*TASK REQUIREMENTS*. Find the word "suite" in the records below. List each line containing it.

Component data from apps and pages:
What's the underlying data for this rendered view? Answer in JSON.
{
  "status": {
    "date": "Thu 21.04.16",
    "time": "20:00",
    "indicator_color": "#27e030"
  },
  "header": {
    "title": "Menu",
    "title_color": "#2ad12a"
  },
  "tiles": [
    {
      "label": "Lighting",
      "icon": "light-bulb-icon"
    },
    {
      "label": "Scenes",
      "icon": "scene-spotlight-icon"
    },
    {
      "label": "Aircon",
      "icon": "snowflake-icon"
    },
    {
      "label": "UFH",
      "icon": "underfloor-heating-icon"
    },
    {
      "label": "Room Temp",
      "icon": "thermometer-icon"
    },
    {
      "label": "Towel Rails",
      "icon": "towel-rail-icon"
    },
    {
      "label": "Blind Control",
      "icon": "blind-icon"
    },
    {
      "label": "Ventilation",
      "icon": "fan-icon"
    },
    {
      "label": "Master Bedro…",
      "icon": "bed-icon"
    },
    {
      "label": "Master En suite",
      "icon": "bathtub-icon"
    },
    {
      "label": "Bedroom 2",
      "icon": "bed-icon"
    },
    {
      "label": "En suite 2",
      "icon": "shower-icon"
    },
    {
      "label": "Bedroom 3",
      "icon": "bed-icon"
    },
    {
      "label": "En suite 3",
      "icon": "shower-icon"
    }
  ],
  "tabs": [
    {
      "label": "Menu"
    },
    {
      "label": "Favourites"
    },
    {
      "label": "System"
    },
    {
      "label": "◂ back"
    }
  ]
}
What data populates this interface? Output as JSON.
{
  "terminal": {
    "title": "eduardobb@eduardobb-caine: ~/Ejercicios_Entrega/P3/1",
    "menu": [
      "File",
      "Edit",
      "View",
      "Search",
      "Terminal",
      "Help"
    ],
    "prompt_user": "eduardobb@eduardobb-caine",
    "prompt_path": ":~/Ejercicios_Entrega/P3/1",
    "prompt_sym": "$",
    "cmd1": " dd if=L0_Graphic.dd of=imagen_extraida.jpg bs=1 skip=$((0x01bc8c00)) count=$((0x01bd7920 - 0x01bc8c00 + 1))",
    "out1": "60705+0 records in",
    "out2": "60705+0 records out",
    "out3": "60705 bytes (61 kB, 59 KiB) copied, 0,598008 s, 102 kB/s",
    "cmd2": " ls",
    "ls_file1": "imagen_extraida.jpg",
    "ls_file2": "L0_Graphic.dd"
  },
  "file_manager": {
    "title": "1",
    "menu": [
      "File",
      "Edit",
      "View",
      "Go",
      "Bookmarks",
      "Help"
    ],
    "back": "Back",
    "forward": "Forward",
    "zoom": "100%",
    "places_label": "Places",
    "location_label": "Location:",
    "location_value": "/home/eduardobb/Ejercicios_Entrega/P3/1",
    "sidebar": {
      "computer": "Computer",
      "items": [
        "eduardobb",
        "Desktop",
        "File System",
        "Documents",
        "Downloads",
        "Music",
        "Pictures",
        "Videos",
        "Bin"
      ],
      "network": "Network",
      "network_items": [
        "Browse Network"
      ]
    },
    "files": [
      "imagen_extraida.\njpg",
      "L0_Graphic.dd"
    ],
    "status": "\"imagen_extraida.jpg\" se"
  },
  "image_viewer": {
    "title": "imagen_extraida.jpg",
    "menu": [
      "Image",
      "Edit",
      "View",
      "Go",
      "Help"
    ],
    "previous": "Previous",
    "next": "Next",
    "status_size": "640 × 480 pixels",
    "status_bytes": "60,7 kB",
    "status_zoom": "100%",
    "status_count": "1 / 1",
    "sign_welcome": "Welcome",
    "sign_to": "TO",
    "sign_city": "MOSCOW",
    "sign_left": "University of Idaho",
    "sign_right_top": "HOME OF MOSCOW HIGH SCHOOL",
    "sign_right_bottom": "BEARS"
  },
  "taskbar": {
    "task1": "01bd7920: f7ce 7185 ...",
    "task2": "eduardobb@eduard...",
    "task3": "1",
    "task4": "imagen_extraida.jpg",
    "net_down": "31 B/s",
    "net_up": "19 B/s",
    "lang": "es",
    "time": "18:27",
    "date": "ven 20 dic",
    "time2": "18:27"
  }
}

*TASK OUTPUT*.
      "label": "Master En suite",
      "label": "En suite 2",
      "label": "En suite 3",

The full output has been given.